> [WHAT THE EXERCISE ASKS]:
Among the entries below, find the lines that hold the word "Ozon" and report them.

> [MATERIAL FOR THIS EXERCISE]:
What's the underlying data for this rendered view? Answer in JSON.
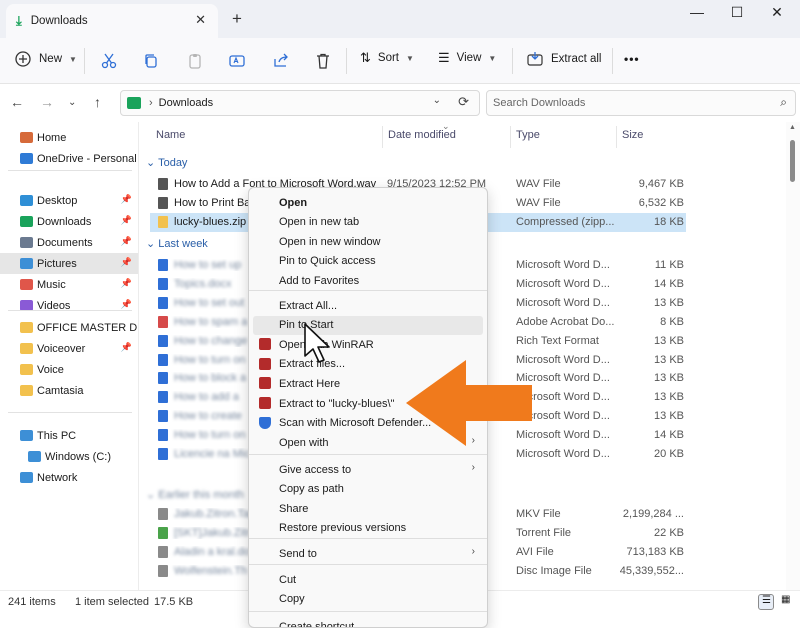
{
  "window": {
    "tab_title": "Downloads",
    "new_tab_glyph": "+",
    "close_tab_glyph": "✕",
    "minimize_glyph": "—",
    "maximize_glyph": "☐",
    "close_glyph": "✕"
  },
  "toolbar": {
    "new_label": "New",
    "sort_label": "Sort",
    "view_label": "View",
    "extract_all_label": "Extract all",
    "more_glyph": "•••",
    "icons": [
      "cut-icon",
      "copy-icon",
      "paste-icon",
      "rename-icon",
      "share-icon",
      "delete-icon"
    ]
  },
  "address": {
    "path": "Downloads",
    "search_placeholder": "Search Downloads"
  },
  "sidebar": {
    "items": [
      {
        "label": "Home",
        "pinned": false,
        "color": "#d66a3a"
      },
      {
        "label": "OneDrive - Personal",
        "pinned": false,
        "color": "#2f7bd6"
      },
      {
        "label": "Desktop",
        "pinned": true,
        "color": "#2f8fd6"
      },
      {
        "label": "Downloads",
        "pinned": true,
        "color": "#1aa35b"
      },
      {
        "label": "Documents",
        "pinned": true,
        "color": "#6b7a90"
      },
      {
        "label": "Pictures",
        "pinned": true,
        "color": "#3d8fd6"
      },
      {
        "label": "Music",
        "pinned": true,
        "color": "#e0564a"
      },
      {
        "label": "Videos",
        "pinned": true,
        "color": "#8a5ad6"
      },
      {
        "label": "OFFICE MASTER D",
        "pinned": false,
        "color": "#f2c14e"
      },
      {
        "label": "Voiceover",
        "pinned": true,
        "color": "#f2c14e"
      },
      {
        "label": "Voice",
        "pinned": false,
        "color": "#f2c14e"
      },
      {
        "label": "Camtasia",
        "pinned": false,
        "color": "#f2c14e"
      },
      {
        "label": "This PC",
        "pinned": false,
        "color": "#3d8fd6"
      },
      {
        "label": "Windows (C:)",
        "pinned": false,
        "color": "#3d8fd6"
      },
      {
        "label": "Network",
        "pinned": false,
        "color": "#3d8fd6"
      }
    ]
  },
  "columns": {
    "name": "Name",
    "date": "Date modified",
    "type": "Type",
    "size": "Size"
  },
  "groups": {
    "today": "Today",
    "last_week": "Last week",
    "earlier": "Earlier this month"
  },
  "rows_today": [
    {
      "name": "How to Add a Font to Microsoft Word.wav",
      "date": "9/15/2023 12:52 PM",
      "type": "WAV File",
      "size": "9,467 KB"
    },
    {
      "name": "How to Print Ba",
      "date": "",
      "type": "WAV File",
      "size": "6,532 KB"
    },
    {
      "name": "lucky-blues.zip",
      "date": "",
      "type": "Compressed (zipp...",
      "size": "18 KB"
    }
  ],
  "rows_last_week": [
    {
      "name": "How to set up",
      "type": "Microsoft Word D...",
      "size": "11 KB",
      "color": "#2f6fd6"
    },
    {
      "name": "Topics.docx",
      "type": "Microsoft Word D...",
      "size": "14 KB",
      "color": "#2f6fd6"
    },
    {
      "name": "How to set out",
      "type": "Microsoft Word D...",
      "size": "13 KB",
      "color": "#2f6fd6"
    },
    {
      "name": "How to spam a",
      "type": "Adobe Acrobat Do...",
      "size": "8 KB",
      "color": "#d64a4a"
    },
    {
      "name": "How to change",
      "type": "Rich Text Format",
      "size": "13 KB",
      "color": "#2f6fd6"
    },
    {
      "name": "How to turn on",
      "type": "Microsoft Word D...",
      "size": "13 KB",
      "color": "#2f6fd6"
    },
    {
      "name": "How to block a",
      "type": "Microsoft Word D...",
      "size": "13 KB",
      "color": "#2f6fd6"
    },
    {
      "name": "How to add a",
      "type": "Microsoft Word D...",
      "size": "13 KB",
      "color": "#2f6fd6"
    },
    {
      "name": "How to create",
      "type": "Microsoft Word D...",
      "size": "13 KB",
      "color": "#2f6fd6"
    },
    {
      "name": "How to turn on",
      "type": "Microsoft Word D...",
      "size": "14 KB",
      "color": "#2f6fd6"
    },
    {
      "name": "Licencie na Mic",
      "type": "Microsoft Word D...",
      "size": "20 KB",
      "color": "#2f6fd6"
    }
  ],
  "rows_earlier": [
    {
      "name": "Jakub.Zitron.Tap",
      "type": "MKV File",
      "size": "2,199,284 ...",
      "color": "#8a8a8a"
    },
    {
      "name": "[SKT]Jakub.Zitr",
      "type": "Torrent File",
      "size": "22 KB",
      "color": "#4aa34a"
    },
    {
      "name": "Aladin a kral.do",
      "type": "AVI File",
      "size": "713,183 KB",
      "color": "#8a8a8a"
    },
    {
      "name": "Wolfenstein.Th",
      "type": "Disc Image File",
      "size": "45,339,552...",
      "color": "#8a8a8a"
    }
  ],
  "status": {
    "items_count": "241 items",
    "selected": "1 item selected",
    "selected_size": "17.5 KB"
  },
  "context_menu": {
    "group1": [
      "Open",
      "Open in new tab",
      "Open in new window",
      "Pin to Quick access",
      "Add to Favorites"
    ],
    "group2": [
      "Extract All...",
      "Pin to Start",
      "Open with WinRAR",
      "Extract files...",
      "Extract Here",
      "Extract to \"lucky-blues\\\"",
      "Scan with Microsoft Defender...",
      "Open with"
    ],
    "group3": [
      "Give access to",
      "Copy as path",
      "Share",
      "Restore previous versions"
    ],
    "group4": [
      "Send to"
    ],
    "group5": [
      "Cut",
      "Copy"
    ],
    "group6": [
      "Create shortcut"
    ]
  },
  "colors": {
    "accent_orange": "#f07a1c",
    "selection_blue": "#cce4f7",
    "group_header_blue": "#2a5fa8"
  }
}
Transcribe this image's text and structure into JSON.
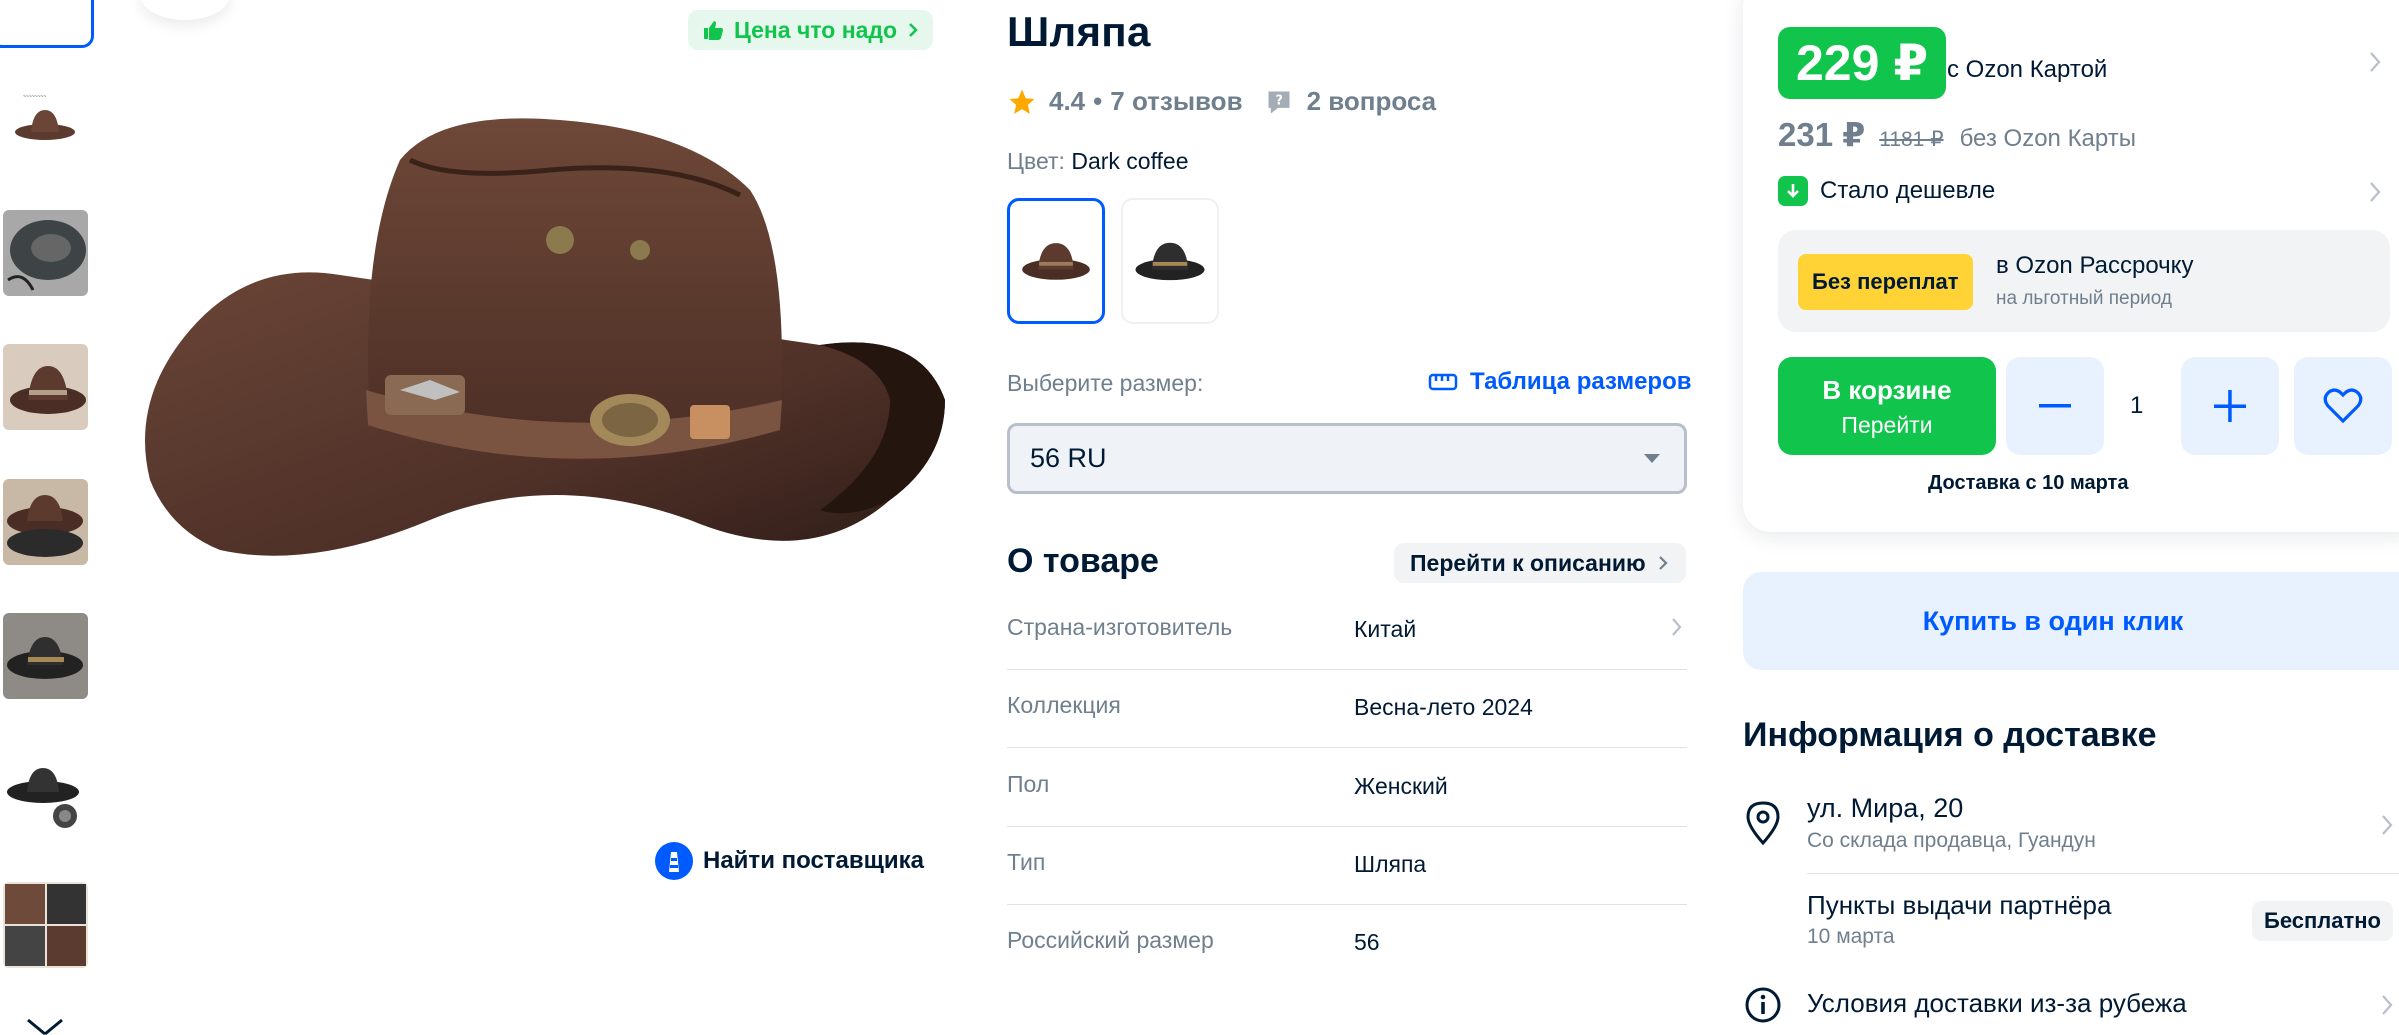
{
  "product": {
    "title": "Шляпа",
    "rating": "4.4",
    "reviews": "7 отзывов",
    "questions": "2 вопроса",
    "color_label": "Цвет:",
    "color_value": "Dark coffee",
    "size_label": "Выберите размер:",
    "size_table": "Таблица размеров",
    "size_selected": "56 RU"
  },
  "gallery": {
    "badge": "Цена что надо",
    "find_supplier": "Найти поставщика",
    "thumbnails": [
      "hat-thumb-1",
      "hat-thumb-2",
      "hat-thumb-3",
      "hat-thumb-4",
      "hat-thumb-5",
      "hat-thumb-6",
      "hat-thumb-7"
    ]
  },
  "about": {
    "title": "О товаре",
    "link": "Перейти к описанию",
    "specs": [
      {
        "key": "Страна-изготовитель",
        "value": "Китай"
      },
      {
        "key": "Коллекция",
        "value": "Весна-лето 2024"
      },
      {
        "key": "Пол",
        "value": "Женский"
      },
      {
        "key": "Тип",
        "value": "Шляпа"
      },
      {
        "key": "Российский размер",
        "value": "56"
      }
    ]
  },
  "price": {
    "card_price": "229 ₽",
    "card_label": "с Ozon Картой",
    "regular_price": "231 ₽",
    "old_price": "1181 ₽",
    "regular_label": "без Ozon Карты",
    "cheaper": "Стало дешевле",
    "installment_tag": "Без переплат",
    "installment_title": "в Ozon Рассрочку",
    "installment_sub": "на льготный период",
    "cart_label": "В корзине",
    "cart_sub": "Перейти",
    "quantity": "1",
    "delivery_hint": "Доставка с 10 марта",
    "buy_one_click": "Купить в один клик"
  },
  "delivery": {
    "title": "Информация о доставке",
    "address": "ул. Мира, 20",
    "from": "Со склада продавца, Гуандун",
    "pickup": "Пункты выдачи партнёра",
    "pickup_date": "10 марта",
    "pickup_price": "Бесплатно",
    "abroad": "Условия доставки из-за рубежа"
  },
  "colors": {
    "accent": "#005bff",
    "green": "#10c44c",
    "text": "#001a34",
    "muted": "#707f8d",
    "yellow": "#ffd335"
  }
}
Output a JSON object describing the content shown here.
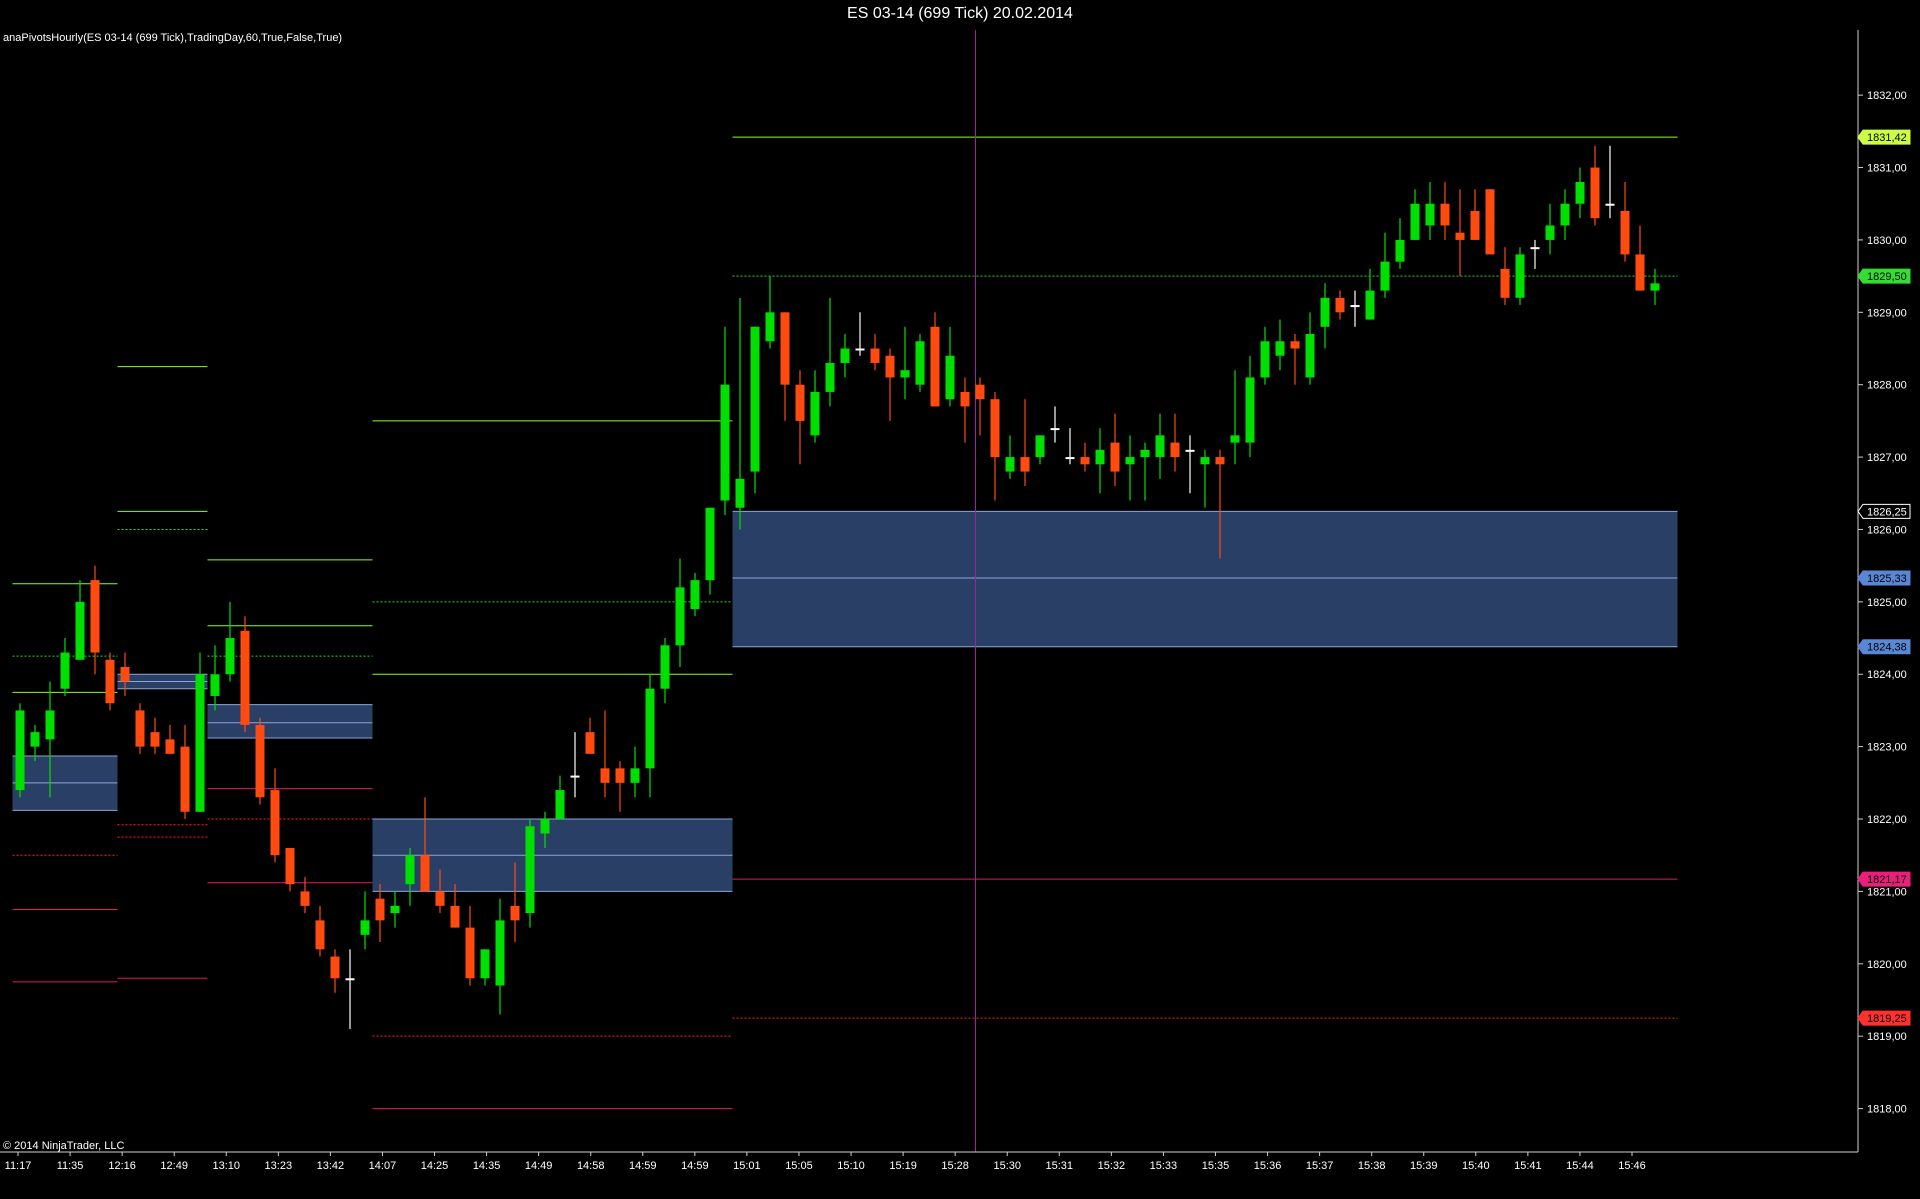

> [WRITTEN ANSWER]:
    "card_label": "с Ozon Картой",
    "regular_label": "без Ozon Карты",
    "installment_title": "в Ozon Рассрочку",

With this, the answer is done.